Provided data Block Start

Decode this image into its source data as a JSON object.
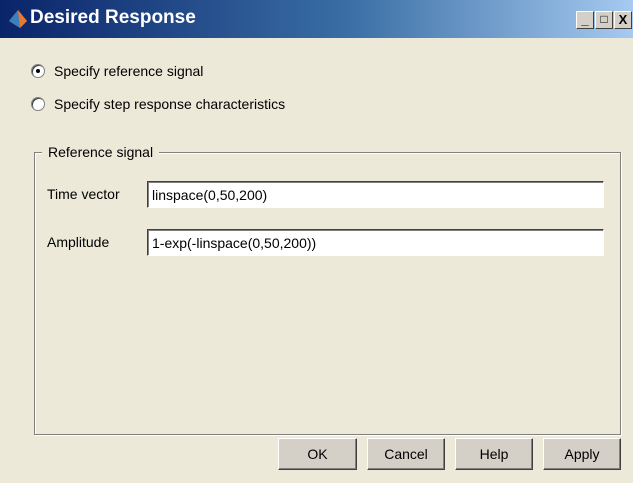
{
  "window": {
    "title": "Desired Response",
    "title_icon": "matlab-icon",
    "controls": {
      "minimize": "_",
      "maximize": "□",
      "close": "X"
    }
  },
  "mode_options": [
    {
      "label": "Specify reference signal",
      "checked": true
    },
    {
      "label": "Specify step response characteristics",
      "checked": false
    }
  ],
  "reference_signal": {
    "legend": "Reference signal",
    "time_vector": {
      "label": "Time vector",
      "value": "linspace(0,50,200)"
    },
    "amplitude": {
      "label": "Amplitude",
      "value": "1-exp(-linspace(0,50,200))"
    }
  },
  "buttons": {
    "ok": "OK",
    "cancel": "Cancel",
    "help": "Help",
    "apply": "Apply"
  }
}
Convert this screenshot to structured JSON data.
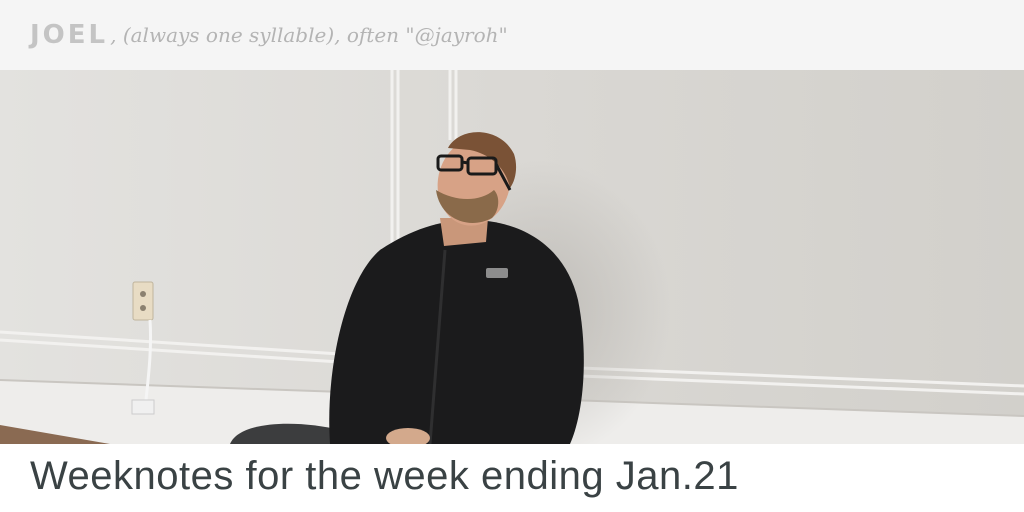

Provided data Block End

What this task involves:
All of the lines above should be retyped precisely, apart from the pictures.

Reply:
Decode this image into its source data as a JSON object.
{
  "window": {
    "title": "Desired Response",
    "title_icon": "matlab-icon",
    "controls": {
      "minimize": "_",
      "maximize": "□",
      "close": "X"
    }
  },
  "mode_options": [
    {
      "label": "Specify reference signal",
      "checked": true
    },
    {
      "label": "Specify step response characteristics",
      "checked": false
    }
  ],
  "reference_signal": {
    "legend": "Reference signal",
    "time_vector": {
      "label": "Time vector",
      "value": "linspace(0,50,200)"
    },
    "amplitude": {
      "label": "Amplitude",
      "value": "1-exp(-linspace(0,50,200))"
    }
  },
  "buttons": {
    "ok": "OK",
    "cancel": "Cancel",
    "help": "Help",
    "apply": "Apply"
  }
}
Convert this screenshot to structured JSON data.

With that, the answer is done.